Whenever a line of the records below contains the word "label", copy that line.

── Record extracts ──

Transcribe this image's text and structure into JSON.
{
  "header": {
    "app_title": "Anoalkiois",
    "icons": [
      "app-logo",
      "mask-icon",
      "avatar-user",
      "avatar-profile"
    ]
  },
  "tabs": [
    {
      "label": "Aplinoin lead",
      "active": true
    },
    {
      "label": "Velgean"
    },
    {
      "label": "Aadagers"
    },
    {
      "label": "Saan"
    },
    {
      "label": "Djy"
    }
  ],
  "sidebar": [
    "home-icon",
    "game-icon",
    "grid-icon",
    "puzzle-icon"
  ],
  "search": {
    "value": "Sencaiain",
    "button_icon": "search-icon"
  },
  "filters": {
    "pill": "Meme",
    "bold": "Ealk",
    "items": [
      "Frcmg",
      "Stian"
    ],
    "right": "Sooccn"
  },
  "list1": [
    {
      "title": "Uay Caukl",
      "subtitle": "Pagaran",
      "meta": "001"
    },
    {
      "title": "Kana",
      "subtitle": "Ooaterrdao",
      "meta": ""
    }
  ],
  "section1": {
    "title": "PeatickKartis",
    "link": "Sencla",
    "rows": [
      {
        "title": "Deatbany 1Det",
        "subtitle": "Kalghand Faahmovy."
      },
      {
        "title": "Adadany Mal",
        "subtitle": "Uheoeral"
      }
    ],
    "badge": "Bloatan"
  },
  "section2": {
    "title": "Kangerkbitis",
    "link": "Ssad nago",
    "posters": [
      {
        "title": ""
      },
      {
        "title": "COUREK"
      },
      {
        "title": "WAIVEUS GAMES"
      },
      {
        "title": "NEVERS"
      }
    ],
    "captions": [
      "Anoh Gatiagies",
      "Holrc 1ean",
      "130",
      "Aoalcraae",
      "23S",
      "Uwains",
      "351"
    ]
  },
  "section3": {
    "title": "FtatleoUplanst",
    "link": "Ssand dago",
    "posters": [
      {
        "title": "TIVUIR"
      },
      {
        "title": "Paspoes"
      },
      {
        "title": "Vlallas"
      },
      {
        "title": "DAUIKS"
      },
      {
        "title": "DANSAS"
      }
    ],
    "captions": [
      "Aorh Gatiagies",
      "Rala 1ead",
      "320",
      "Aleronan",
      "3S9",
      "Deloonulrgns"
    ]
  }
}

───

Answer area:
      "label": "Aplinoin lead",
      "label": "Velgean"
      "label": "Aadagers"
      "label": "Saan"
      "label": "Djy"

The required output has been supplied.